You’re supposed to be depressed at this age, right? There’s nothing to live for after, say, 55 or 60, anyway.
Ha! That’s one of the most common myths mature people face. In fact, research shows the happiest time of life is 65 to 79.
Like many myths, ageist nonsense like this persists. Millions of active agers who are fit and determined to enjoy life prove it every day. We’re here to help you do the same. So, come in and start busting myths with us now!
Myth: The End of Cognitive Development
Turns out, you can “teach an old dog new tricks.” A 2014 NIH study, showed that pursuing new interests regardless of age can stimulate the brain and improve memory. Keeping your mind active and working on learning new skills as you age helps you to build a “cognitive reserve,” which allows the brain to become more adaptable and potentially compensate for any age-related memory challenges in the future.
Myth: Dementia or other memory disorders are inevitable with aging.
“Mild forgetfulness” is to be expected as we age, and occasionally misplacing your keys or mixing up appointments on your calendar does not directly correlate to a memory loss disorder. Continuing to stimulate your brain with new activities as you grow older. Pursuing interests like reading, painting, playing games like Sudoku or chess, and listening to and playing music can keep the mind active.
Myth: Depression is normal and to be expected in older adults
Studies show that older adults are less likely to be depressed than younger adults. Depression can, of course, occur in senior citizens. However, seniors are also are likely to benefit from having long-lasting personal relationships and joy from happy memories acquired throughout life.
Myth: Aging adults should skip strenuous exercising to avoid injury
A decrease in bone density comes with aging and thus a fear of over-exertion leading to injury. But physical activity can support both physical and mental health, helping to stave off health problems such as obesity and diabetes and boost serotonin in the brain. Whether you take a walk in the park with your children and grandchildren or choose another activity like golfing, swimming, or biking, making exercise a part of your regular routine can improve physical health and ensure independence.

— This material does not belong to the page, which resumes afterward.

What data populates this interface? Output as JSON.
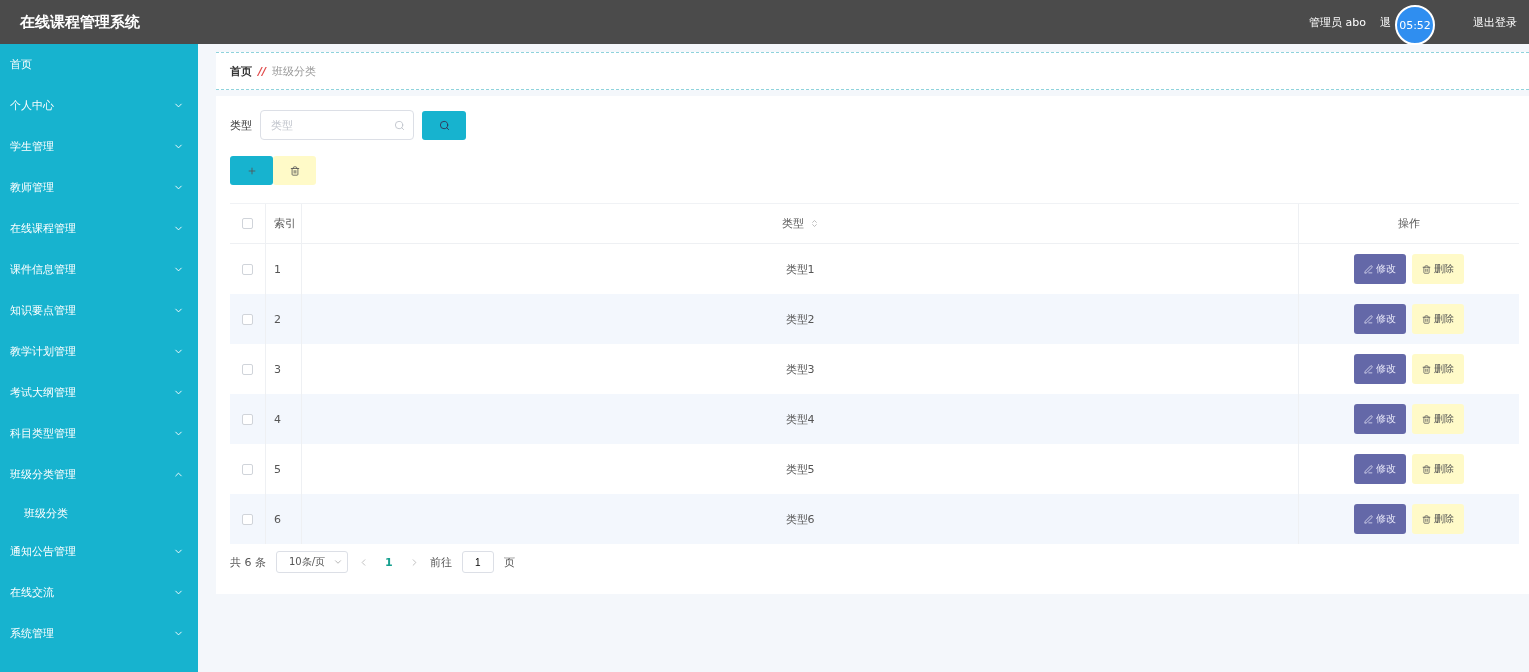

Certified Functional Aging Specialist
*This info was previously published in the Boston Globe from the “Harvard Pilgrim Aging study.”